They're going to tell you that Sykes-Picot created the modern borders of the Middle East (only a few of them), that it is being overturned by ISIS (even less so), that it was ever really implemented /imposed (only in a limited sense), and that all the problems of the Middle East stem from it (a bit more arguable), not to mention that the whole reason that the Middle East is such a
Not because I approve of British and French diplomats carving up the Middle East while a) not asking the locals what they wanted and b) in the British case, promising the Promised Land to themselves, Jews, and Arabs at the same time. The fact is, though, that Sykes-Picot is not what you think it is because, as I've ranted before, and in fact more than once, Sykes-Picot, deplorable as it may have been, was never implemented as written.
Look at the map above. Does it look like today's Middle East? In addition to the British and French (pink and blue) zones, Zones A and B are areas of their influence. France controls Mosul, Kirkuk, and northern Iraq. Britain gets the rest of Iraq, plus southern Palestine, while northern Palestine and Jerusalem are internationalized. Russia controls Constantinople and the Straits, and Armenia. Italy gets its own pound of flesh.

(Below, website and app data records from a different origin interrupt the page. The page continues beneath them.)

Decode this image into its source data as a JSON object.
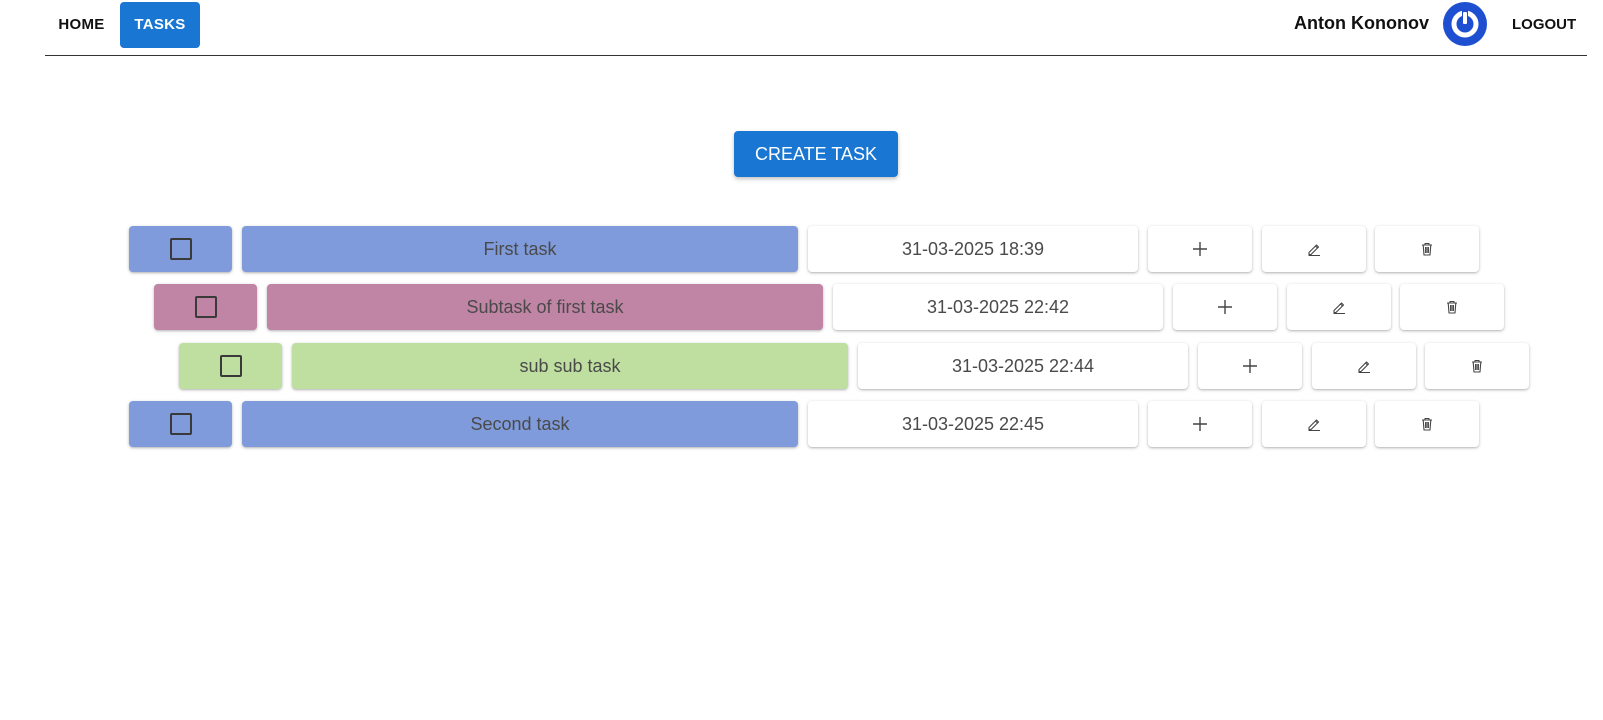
{
  "nav": {
    "home_label": "HOME",
    "tasks_label": "TASKS",
    "user_name": "Anton Kononov",
    "logout_label": "LOGOUT",
    "avatar_icon": "power-icon",
    "accent_color": "#1976d2"
  },
  "create_button_label": "CREATE TASK",
  "tasks": [
    {
      "title": "First task",
      "date": "31-03-2025 18:39",
      "level": 0,
      "checked": false,
      "color": "#7f9bdb"
    },
    {
      "title": "Subtask of first task",
      "date": "31-03-2025 22:42",
      "level": 1,
      "checked": false,
      "color": "#c084a5"
    },
    {
      "title": "sub sub task",
      "date": "31-03-2025 22:44",
      "level": 2,
      "checked": false,
      "color": "#bfdfa0"
    },
    {
      "title": "Second task",
      "date": "31-03-2025 22:45",
      "level": 0,
      "checked": false,
      "color": "#7f9bdb"
    }
  ],
  "row_icons": {
    "add": "plus-icon",
    "edit": "pencil-icon",
    "delete": "trash-icon"
  }
}
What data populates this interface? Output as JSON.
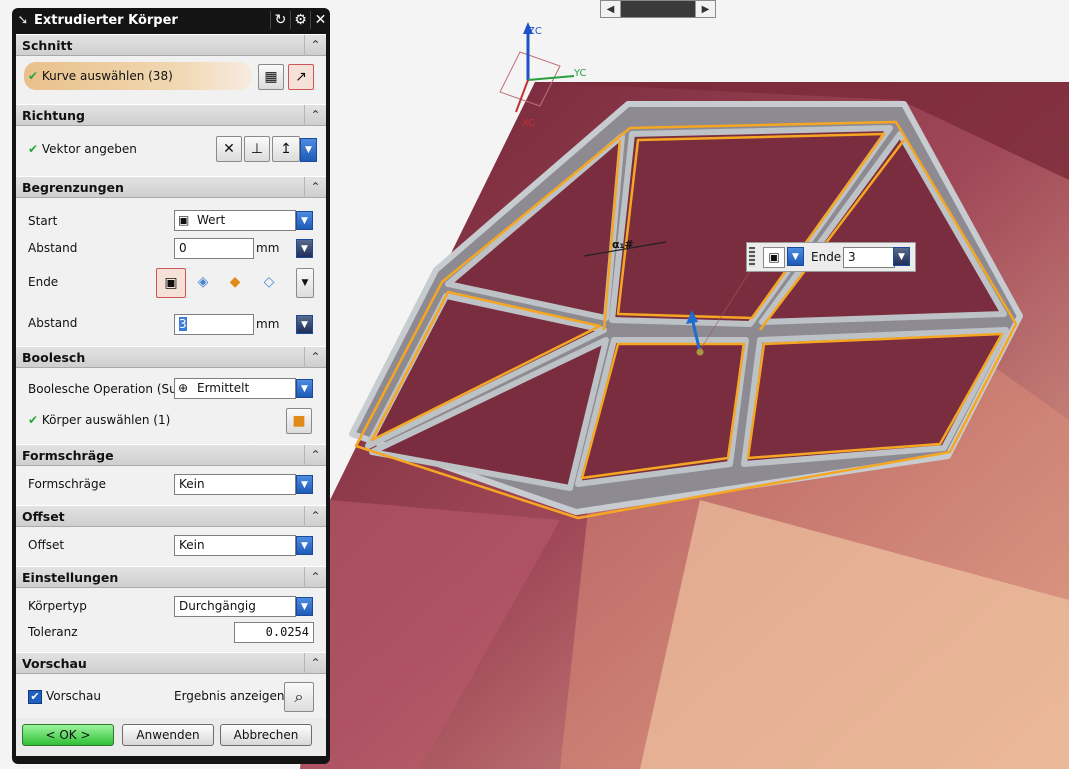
{
  "topbar": {
    "left_arrow": "◀",
    "right_arrow": "▶"
  },
  "axes": {
    "zc": "ZC",
    "yc": "YC",
    "xc": "XC"
  },
  "dialog": {
    "title": "Extrudierter Körper",
    "sections": {
      "schnitt": {
        "title": "Schnitt",
        "curve_label": "Kurve auswählen (38)"
      },
      "richtung": {
        "title": "Richtung",
        "vector_label": "Vektor angeben"
      },
      "begrenzungen": {
        "title": "Begrenzungen",
        "start_label": "Start",
        "start_value": "Wert",
        "abstand1_label": "Abstand",
        "abstand1_value": "0",
        "unit1": "mm",
        "ende_label": "Ende",
        "abstand2_label": "Abstand",
        "abstand2_value": "3",
        "unit2": "mm"
      },
      "boolesch": {
        "title": "Boolesch",
        "operation_label": "Boolesche Operation (Su",
        "operation_value": "Ermittelt",
        "body_label": "Körper auswählen (1)"
      },
      "formschraege": {
        "title": "Formschräge",
        "label": "Formschräge",
        "value": "Kein"
      },
      "offset": {
        "title": "Offset",
        "label": "Offset",
        "value": "Kein"
      },
      "einstellungen": {
        "title": "Einstellungen",
        "koerpertyp_label": "Körpertyp",
        "koerpertyp_value": "Durchgängig",
        "toleranz_label": "Toleranz",
        "toleranz_value": "0.0254"
      },
      "vorschau": {
        "title": "Vorschau",
        "checkbox_label": "Vorschau",
        "result_label": "Ergebnis anzeigen"
      }
    },
    "buttons": {
      "ok": "< OK >",
      "apply": "Anwenden",
      "cancel": "Abbrechen"
    }
  },
  "onscreen_input": {
    "label": "Ende",
    "value": "3"
  },
  "dimension_label": "α₁#",
  "colors": {
    "accent": "#f5a623",
    "title_bg": "#141414",
    "ok_green": "#2fbf36",
    "brand_blue": "#1e5bb8"
  }
}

But that is not the postwar map of the Middle East.
The reason is simple: "Sykes-Picot" has become a convenient shorthand for "the entire postwar settlement of the Ottoman territories," not the original agreement.
My readers who have studied the history know this: even before the agreement the Hussein-McMahon correspondence, and soon after,the Balfour Declaration, the Paris Peace Talks, the Treaty of Sèvres, the San Remo Conference, the Treaty of Lausanne, and other agreements.
I will be discussing the whole postwar settlement package in coming days. My goal is not to exonerate Sir Mark Sykes and M. Picot, but to place their colonial enterprise in broader context.